> AVAILABLE DATA
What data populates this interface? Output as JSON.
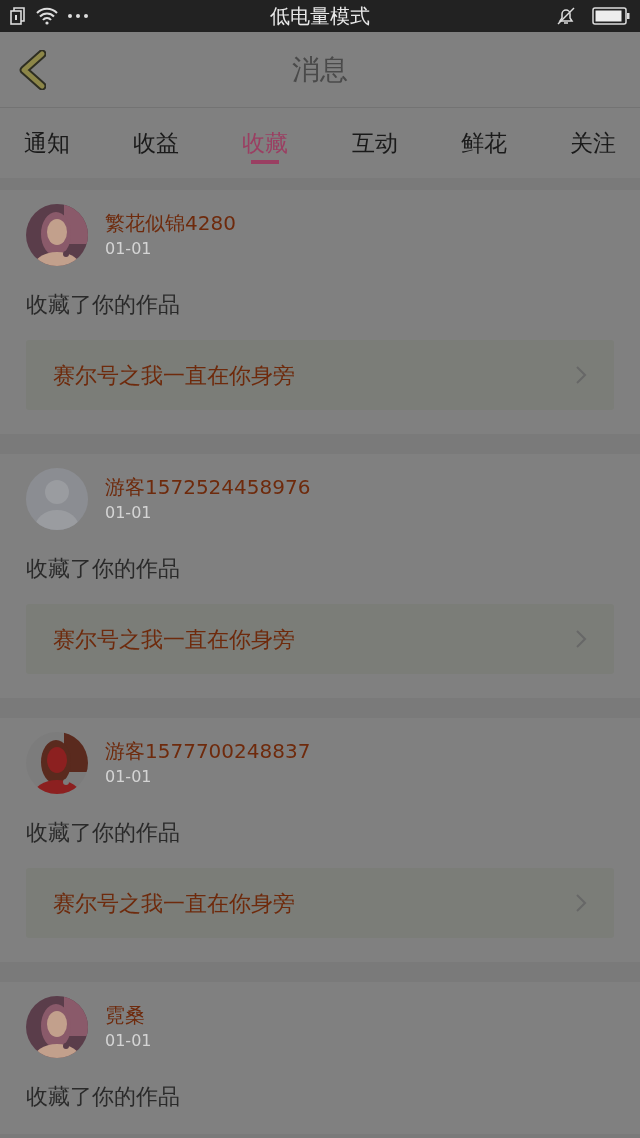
{
  "status_bar": {
    "title": "低电量模式"
  },
  "header": {
    "title": "消息"
  },
  "tabs": [
    {
      "label": "通知",
      "selected": false
    },
    {
      "label": "收益",
      "selected": false
    },
    {
      "label": "收藏",
      "selected": true
    },
    {
      "label": "互动",
      "selected": false
    },
    {
      "label": "鲜花",
      "selected": false
    },
    {
      "label": "关注",
      "selected": false
    }
  ],
  "messages": [
    {
      "name": "繁花似锦4280",
      "date": "01-01",
      "text": "收藏了你的作品",
      "link": "赛尔号之我一直在你身旁"
    },
    {
      "avatar": {
        "kind": "default"
      },
      "name": "游客1572524458976",
      "date": "01-01",
      "text": "收藏了你的作品",
      "link": "赛尔号之我一直在你身旁"
    },
    {
      "name": "游客1577700248837",
      "date": "01-01",
      "text": "收藏了你的作品",
      "link": "赛尔号之我一直在你身旁"
    },
    {
      "name": "霓桑",
      "date": "01-01",
      "text": "收藏了你的作品"
    }
  ]
}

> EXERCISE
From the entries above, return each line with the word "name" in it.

> SOLUTION TO THIS PROBLEM
      "name": "繁花似锦4280",
      "name": "游客1572524458976",
      "name": "游客1577700248837",
      "name": "霓桑",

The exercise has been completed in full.